Those disclosure laws and regulations we mentioned earlier? Yep, they apply to you, listing agents. Follow all applicable disclosure rules, and remember, the REALTOR® Code of Ethics requires you to have the seller’s permission before revealing other offers to the buyer’s agent.

  • Show all offers to the seller.

Keep your sellers informed. The REALTOR® Code of Ethics requires listing agents to submit all offers to their clients, and most state real estate commissions agree.

  • Compare all factors (not just price).

Price is paramount, but don’t overlook the rest of the offer. Also consider these factors:

  • Closing timeline
  • Preapproval / financing status
  • Contingencies
Avoid Bidding War with great offer

Help your client evaluate offers based on ALL factors: not just price.

It can be tough to evaluate these factors in terms of actual dollars, but they can each carry a cost. A far-off closing date can incur interest charges, double housing costs and unnecessary stress. Extensive contingencies (ex: closing costs, repairs, etc.) can be a headache, and easily sap sale proceeds.

The takeaway message? There’s a lot more at play than the final offer price. When evaluating offers, help your sellers understand the importance of ALL relevant factors.

  • Ask for “best and final” offers.

If you’re flooded with offers, you can head back to the “offerees” with a last-chance option. Ask potential buyers to submit their “best and final” offers.

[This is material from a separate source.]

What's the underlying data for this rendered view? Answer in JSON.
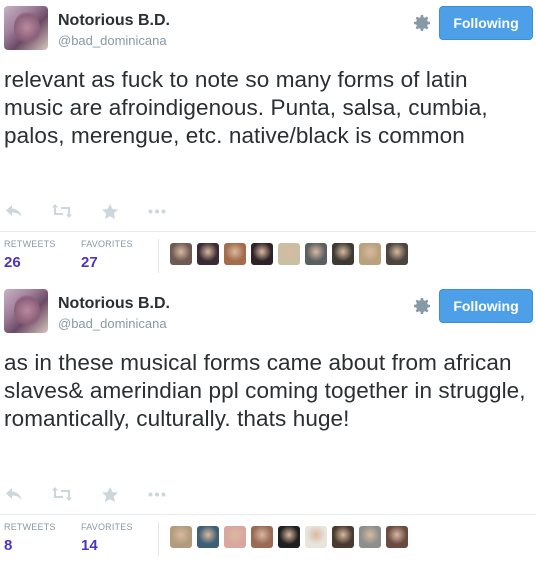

Carefully evaluate each offer according to the above criteria.

What advice do you have for agents facing multiple offers?

Let us know in the comment section below!

Photos courtesy of Sara V., DC Central Kitchen and meganfitzgerald